In addition to the steps required by the settlement agreement or judgment of divorce, your post divorce checklist should include a number of steps to take automatically when you divorce.
• Close all joint accounts, including mortgage, line of credit, checking, savings, investments, rental agreements, and any online accounts. Make sure there are no outstanding checks or automatic withdrawals. If you leave money in a joint account, or continue using a joint account after the divorce, your former spouse can withdraw all the money in the account at any time.
• Change your online passwords. You do not want your former spouse snooping online, or have an angry former spouse wrecking havoc with your online world.
• Review all insurance (health, home, auto and life) and make any needed changes, including beneficiaries.
• Make changes to health insurance.
• Close joint safety deposit or post office boxes, and open new ones if needed.
• Change all credit cards, including retail store charge accounts. Open a credit card in your name alone and begin using it. This will build a record of using credit (and using it wisely). Obtain a new copy of your credit report.
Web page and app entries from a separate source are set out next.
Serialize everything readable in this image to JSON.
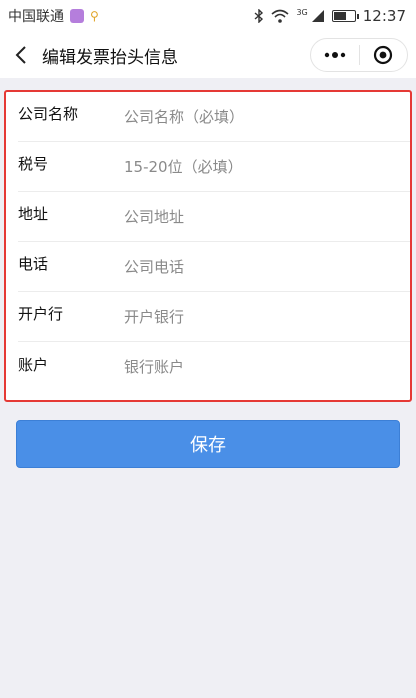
{
  "status_bar": {
    "carrier": "中国联通",
    "network_type": "3G",
    "time": "12:37",
    "battery_level": 0.6
  },
  "nav": {
    "title": "编辑发票抬头信息",
    "back_icon": "chevron-left-icon",
    "more_icon": "more-dots-icon",
    "close_icon": "target-circle-icon"
  },
  "form": {
    "fields": [
      {
        "label": "公司名称",
        "placeholder": "公司名称（必填）",
        "value": ""
      },
      {
        "label": "税号",
        "placeholder": "15-20位（必填）",
        "value": ""
      },
      {
        "label": "地址",
        "placeholder": "公司地址",
        "value": ""
      },
      {
        "label": "电话",
        "placeholder": "公司电话",
        "value": ""
      },
      {
        "label": "开户行",
        "placeholder": "开户银行",
        "value": ""
      },
      {
        "label": "账户",
        "placeholder": "银行账户",
        "value": ""
      }
    ]
  },
  "actions": {
    "save_label": "保存"
  },
  "colors": {
    "primary": "#4a8fe7",
    "highlight_border": "#e53935",
    "page_background": "#efeff4"
  }
}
Challenge any inaccuracies.
• Change beneficiaries for any pensions or retirement accounts.
• Change all wills, advanced directives and powers of attorney. If you gave your former spouse a power of attorney you should ensure that it is revoked in writing. Destroy all copies of the prior power of attorney. Give notice of revocation to all third parties that previously relied on the power of attorney. If the power of attorney was recorded as part of a public record, a properly acknowledged revocation should be recorded as well.
• Change the name of the utility bills to reflect who is now responsible.
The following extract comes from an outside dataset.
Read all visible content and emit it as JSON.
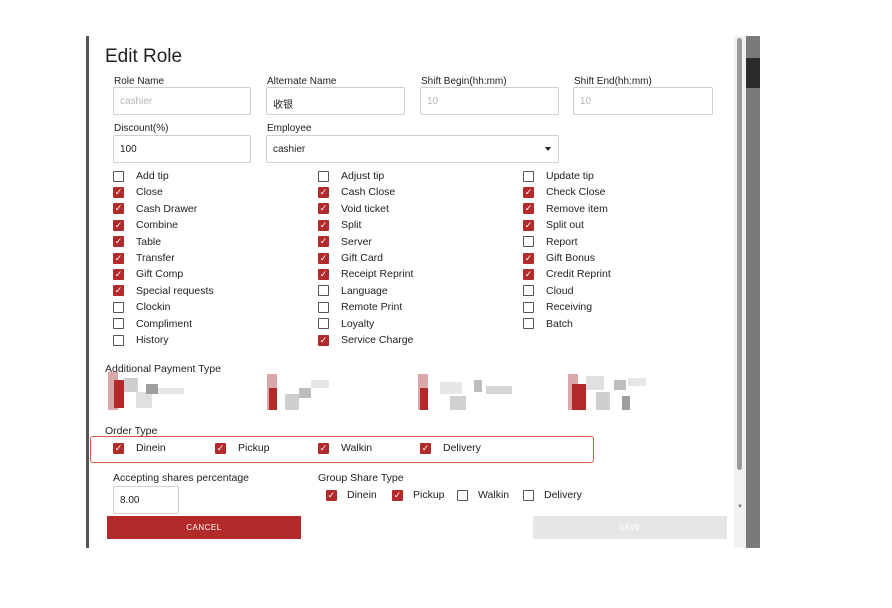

Do not assume that your former spouse is of good character and would never take advantage of a joint credit card or a joint account. Your divorce attorney can tell you plenty of stories about otherwise upstanding people who did vengeful things to their former spouses after a divorce. If you leave your former spouse as beneficiary on a life insurance policy or retirement plan, they will receive that money when you die. If that is not the result you want, be sure to change the beneficiaries. Remember that the terms of your settlement agreement or judgment of divorce must always be followed. If the agreement or judgment calls for your former spouse to be a beneficiary of your life insurance or pension, those provisions must be followed.
If you are receiving taxable alimony, you will need to make quarterly estimated installment tax payments on the alimony. If you do not, you may find yourself with an unmanageable tax obligation.
A good financial planner can help you optimize your currents finances and plan for retirement. The website of the Financial Planning Association, www.fpanet.org, and the Association of Divorce Financial Planners, www.divorceandfinance.org, contain a lot of useful information and can help you find a planner in your area.
If you were married for more than ten years, review your eligibility for social security based on your former spouse. If you are or may be eligible, you will need a copy of your marriage license as well your judgment of divorce. When you become eligible for social security, you can receive either 100% of your own benefit entitlement, or the equivalent of 50% of your former spouse’s entitlement, whichever is greater. You may also be able to receive benefits if your spouse dies while paying child support or alimony.
Divorce brings changes, stress, and often financial challenges. Taking the time to get organized and handle the changes in a systematic fashion will reduce the stress and help you get through the transition while building a solid financial base for your future.
The Law Office of Lee S. Ashmore
777 Gloucester Street
Brunswick, GA 31520